So how does the science work? It was all down to getting more of the player’s striking force on the ball. A foot and thereby a football boot is naturally convex, and so is a ball. No matter how hard a player strikes the ball, there is a lot of wasted energy because the point of contact is quite small. The solution on the Predator is a series of upward facing rubber wedges on the front of the boot that greatly increase the contact area.

Then there was the choice of rubber rather than leather. Johnston felt rubber would create more friction between boot and ball, allowing the player a greater curl on shots and passes.

So the original ads for the boot said that it was 100% legal, 0% fair. They didn’t, of course, say that the underlying bits of physics were also 100% straightforward because the product had to carry a hefty £100-plus price tag. Similarly, having had the idea, Johnston had to change quite a few minds about how to approach its production. His own development had been much based on trial and error, and this had taken him down interesting routes.

He came across a plastic rubber compound fused at high temperature which offered a hard, flexible and shock absorbent material. As this material would account for much of the boot’s upper, some form of moulding rather than the traditional last approach would be more appropriate. To those who make football boots, artisans who justifiably consider themselves master craftsman, this was heresy. A compromise was reached where some kangaroo leather was used in the boot.

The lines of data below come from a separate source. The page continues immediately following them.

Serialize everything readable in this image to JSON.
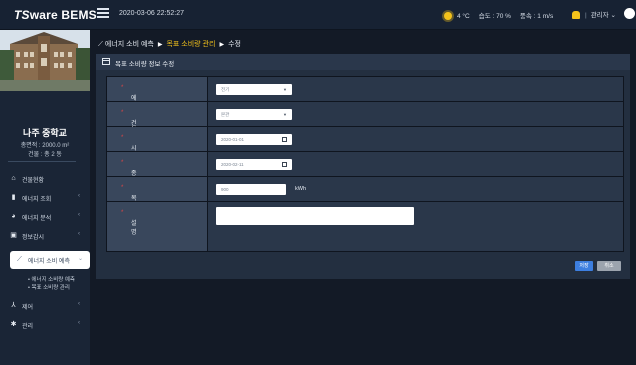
{
  "topbar": {
    "brand_part1": "TS",
    "brand_part2": "ware BEMS",
    "datetime": "2020-03-06 22:52:27",
    "temperature": "4 °C",
    "humidity": "습도 : 70 %",
    "wind": "풍속 : 1 m/s",
    "user_label": "관리자",
    "icons": [
      "menu-icon",
      "sun-icon",
      "bell-icon",
      "chevron-down-icon",
      "user-avatar-icon"
    ],
    "accent_color": "#f3c21b"
  },
  "sidebar": {
    "school_name": "나주 중학교",
    "area": "총면적 : 2000.0 m²",
    "floors": "건물 : 총 2 동",
    "items": [
      {
        "label": "건물현황",
        "icon": "home-icon",
        "chevron": ""
      },
      {
        "label": "에너지 조회",
        "icon": "bar-chart-icon",
        "chevron": "‹"
      },
      {
        "label": "에너지 분석",
        "icon": "pie-chart-icon",
        "chevron": "‹"
      },
      {
        "label": "정보감시",
        "icon": "monitor-icon",
        "chevron": "‹"
      },
      {
        "label": "에너지 소비 예측",
        "icon": "line-chart-icon",
        "chevron": "⌄"
      },
      {
        "label": "제어",
        "icon": "control-icon",
        "chevron": "‹"
      },
      {
        "label": "관리",
        "icon": "gear-icon",
        "chevron": "‹"
      }
    ],
    "subitems": [
      "• 에너지 소비량 예측",
      "• 목표 소비량 관리"
    ]
  },
  "main": {
    "breadcrumb": {
      "root": "에너지 소비 예측",
      "current": "목표 소비량 관리",
      "leaf": "수정"
    },
    "panel_title": "목표 소비량 정보 수정",
    "form": {
      "source_label": "에너지원",
      "source_value": "전기",
      "building_label": "건물",
      "building_value": "본관",
      "start_label": "시작일",
      "start_value": "2020-01-01",
      "end_label": "종료일",
      "end_value": "2020-02-11",
      "target_label": "목표 소비량",
      "target_value": "900",
      "target_unit": "kWh",
      "desc_label": "설명",
      "desc_value": "",
      "required_mark": "*"
    },
    "save_label": "저장",
    "cancel_label": "취소",
    "save_color": "#3d7fe0"
  }
}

Predators have sold heavily throughout the world, with several million pairs now waiting to put the fear of God into keepers. The new version, the Accelerator, combines the Traxion sole, and was designed to mirror the contours of the human foot to provide greater stability.